• Task details
Every line from the one with "Extract the structured" through the end of the records below should be restated word for word, and nothing outside that span.

Data records:

◆ ◆ ◆ ◆ ◆ ◆ ◆

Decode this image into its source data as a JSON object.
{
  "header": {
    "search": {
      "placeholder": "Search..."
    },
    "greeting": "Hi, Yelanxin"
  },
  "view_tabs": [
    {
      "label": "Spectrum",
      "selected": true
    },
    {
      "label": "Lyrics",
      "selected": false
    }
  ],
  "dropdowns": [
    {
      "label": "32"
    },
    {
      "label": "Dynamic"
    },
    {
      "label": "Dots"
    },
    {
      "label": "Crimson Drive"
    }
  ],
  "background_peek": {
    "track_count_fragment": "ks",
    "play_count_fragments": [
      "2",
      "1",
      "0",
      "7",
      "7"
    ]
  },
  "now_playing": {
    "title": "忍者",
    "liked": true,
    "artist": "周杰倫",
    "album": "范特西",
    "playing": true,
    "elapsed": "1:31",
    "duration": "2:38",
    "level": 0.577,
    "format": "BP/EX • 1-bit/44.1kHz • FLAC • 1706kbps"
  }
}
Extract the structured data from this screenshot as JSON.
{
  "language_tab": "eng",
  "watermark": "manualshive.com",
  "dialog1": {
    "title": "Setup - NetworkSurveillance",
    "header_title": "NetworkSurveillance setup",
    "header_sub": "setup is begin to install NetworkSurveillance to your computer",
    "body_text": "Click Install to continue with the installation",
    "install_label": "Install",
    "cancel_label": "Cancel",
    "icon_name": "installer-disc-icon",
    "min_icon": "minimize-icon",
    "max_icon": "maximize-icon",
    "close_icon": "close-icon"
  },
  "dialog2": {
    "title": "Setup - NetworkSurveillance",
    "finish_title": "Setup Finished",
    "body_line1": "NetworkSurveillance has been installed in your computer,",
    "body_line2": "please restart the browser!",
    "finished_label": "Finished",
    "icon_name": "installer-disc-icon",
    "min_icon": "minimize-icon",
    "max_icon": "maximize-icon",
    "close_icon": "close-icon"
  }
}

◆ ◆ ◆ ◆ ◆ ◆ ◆

• Expected answer
Extract the structured data from this screenshot as JSON.
{
  "language_tab": "eng",
  "watermark": "manualshive.com",
  "dialog1": {
    "title": "Setup - NetworkSurveillance",
    "header_title": "NetworkSurveillance setup",
    "header_sub": "setup is begin to install NetworkSurveillance to your computer",
    "body_text": "Click Install to continue with the installation",
    "install_label": "Install",
    "cancel_label": "Cancel",
    "icon_name": "installer-disc-icon",
    "min_icon": "minimize-icon",
    "max_icon": "maximize-icon",
    "close_icon": "close-icon"
  },
  "dialog2": {
    "title": "Setup - NetworkSurveillance",
    "finish_title": "Setup Finished",
    "body_line1": "NetworkSurveillance has been installed in your computer,",
    "body_line2": "please restart the browser!",
    "finished_label": "Finished",
    "icon_name": "installer-disc-icon",
    "min_icon": "minimize-icon",
    "max_icon": "maximize-icon",
    "close_icon": "close-icon"
  }
}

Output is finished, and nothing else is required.